We are really pleased to have appointed Dr Brian Larsen as our new Community Fundraiser and he already has some great ideas to get people involved in Jamie’s Fund and help raise funds towards Phase One of the new Mental Health Inpatient Unit at Kisiizi Hospital. Brian will be developing fundraising projects which we hope you will get involved in and he will also be working closely with the University of Chester to help them raise funds in their 175th Anniversary year. Keep an eye on the website because Brian will be letting you know about his exciting projects very soon. If you have any fundraising ideas or would like some support in your own fundraising efforts, Brian he can be contacted on 07884 406440 or at .  He will be delighted to speak with you.
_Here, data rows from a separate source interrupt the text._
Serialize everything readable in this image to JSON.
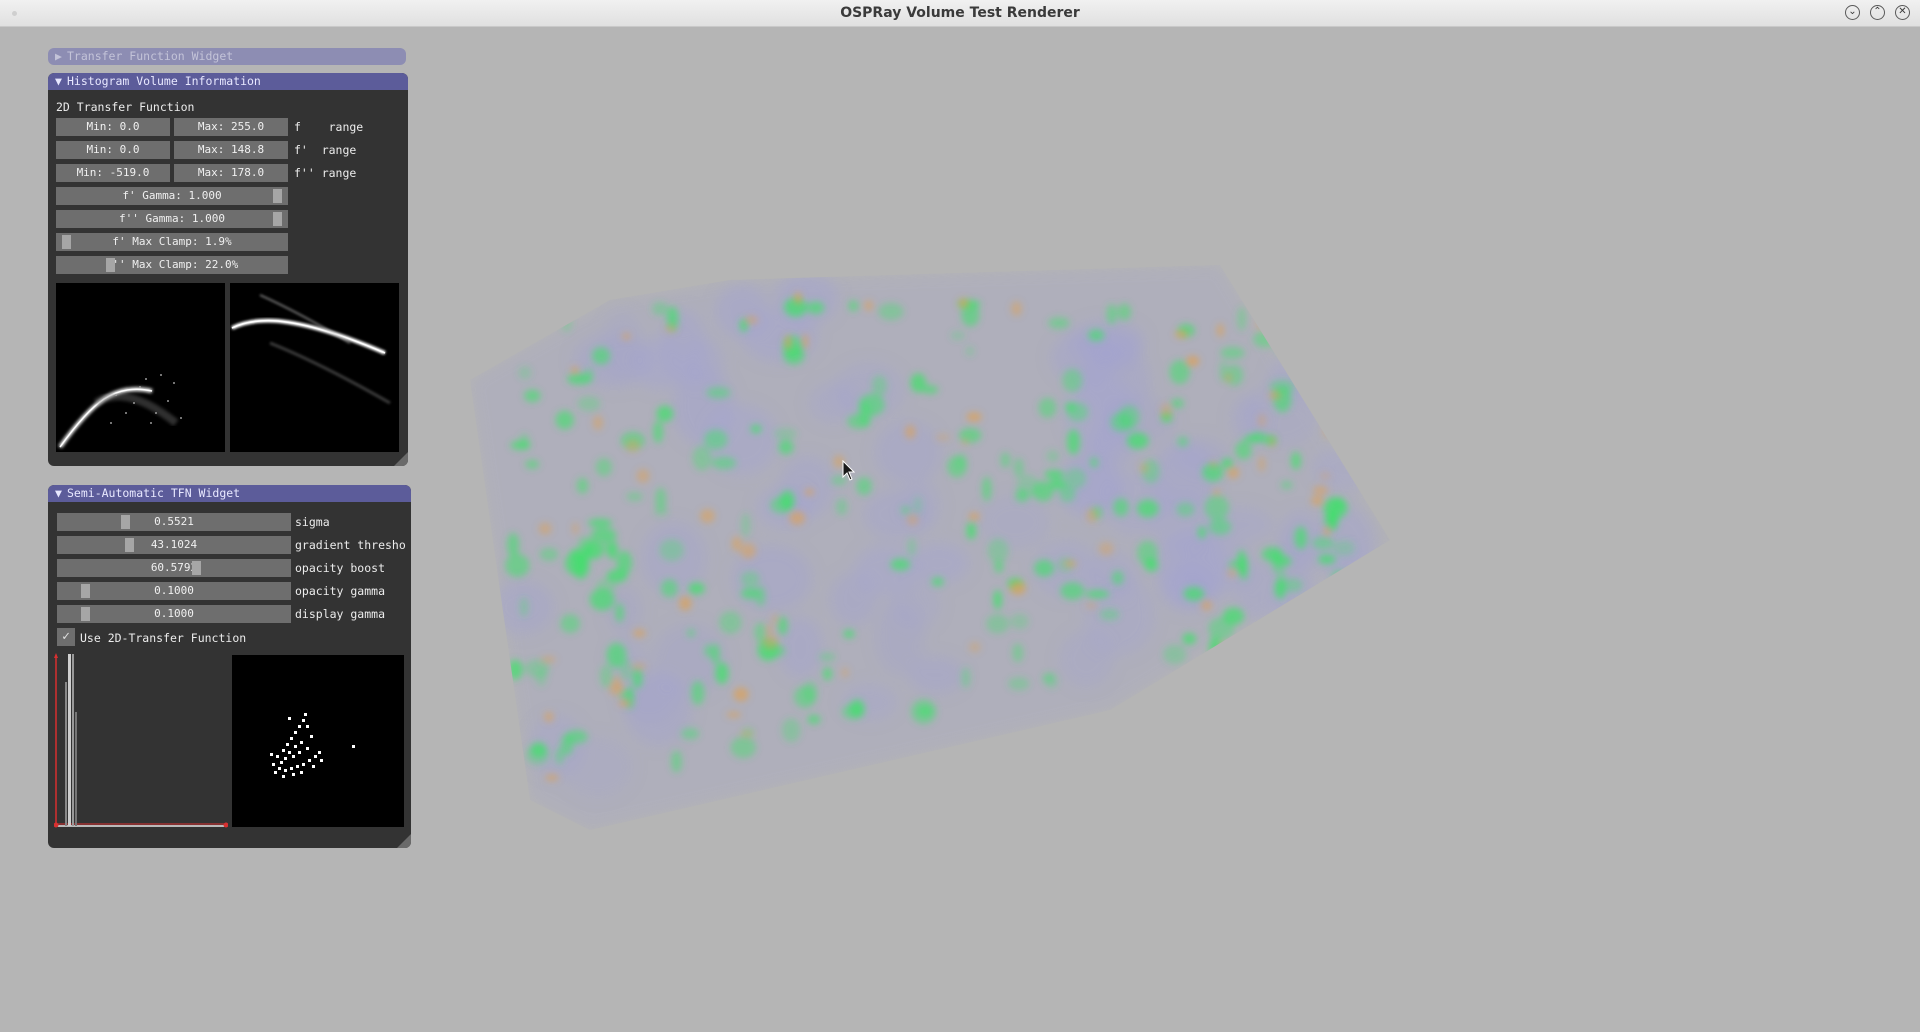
{
  "window": {
    "title": "OSPRay Volume Test Renderer"
  },
  "transfer_function_widget": {
    "title": "Transfer Function Widget"
  },
  "histogram_panel": {
    "title": "Histogram Volume Information",
    "section_label": "2D Transfer Function",
    "ranges": [
      {
        "min": "Min: 0.0",
        "max": "Max: 255.0",
        "label": "f    range"
      },
      {
        "min": "Min: 0.0",
        "max": "Max: 148.8",
        "label": "f'  range"
      },
      {
        "min": "Min: -519.0",
        "max": "Max: 178.0",
        "label": "f'' range"
      }
    ],
    "sliders": [
      {
        "text": "f'  Gamma: 1.000",
        "position": 0.98
      },
      {
        "text": "f'' Gamma: 1.000",
        "position": 0.98
      },
      {
        "text": "f'  Max Clamp: 1.9%",
        "position": 0.02
      },
      {
        "text": "f'' Max Clamp: 22.0%",
        "position": 0.22
      }
    ]
  },
  "semi_auto_panel": {
    "title": "Semi-Automatic TFN Widget",
    "sliders": [
      {
        "value": "0.5521",
        "label": "sigma",
        "position": 0.28
      },
      {
        "value": "43.1024",
        "label": "gradient thresho",
        "position": 0.3
      },
      {
        "value": "60.5792",
        "label": "opacity boost",
        "position": 0.6
      },
      {
        "value": "0.1000",
        "label": "opacity gamma",
        "position": 0.1
      },
      {
        "value": "0.1000",
        "label": "display gamma",
        "position": 0.1
      }
    ],
    "checkbox": {
      "label": "Use 2D-Transfer Function",
      "checked": true
    }
  },
  "colors": {
    "panel_bg": "#333333",
    "header_active": "#5c5c9a",
    "header_collapsed": "#8d8db3",
    "field_bg": "#6e6e6e",
    "desktop_bg": "#b5b5b5",
    "volume_green": "#3fe06a",
    "volume_orange": "#e0a050",
    "volume_lavender": "#a3a3d0"
  },
  "icons": {
    "window_buttons": [
      "minimize-icon",
      "maximize-icon",
      "close-icon"
    ],
    "cursor": "mouse-pointer-icon"
  }
}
I met with Ann Bryan, Associate Dean Business and Enterprise at the University of Chester, and Avril Devaney in her role as Director of Nursing, Therapies and Patient Partnership to talk about ways the University, Cheshire and Wirral Partnership NHS Foundation Trust and Jamie’s Fund can work together to develop greater support for the staff providing mental health care at Kiiizi. We will be working on these plans over the next few months and will keep you informed of progress.

Please remember to register with Easyfundraising before you start your online Christmas shopping that way Jamie’s Fund will recieve a percentage of your spend as a donation from the retailer. It really is ‘money for nothing’! You can register at

Please get in touch if you have any fundraising news you would like to share with us  – it would be lovely to hear from you.

Best wishes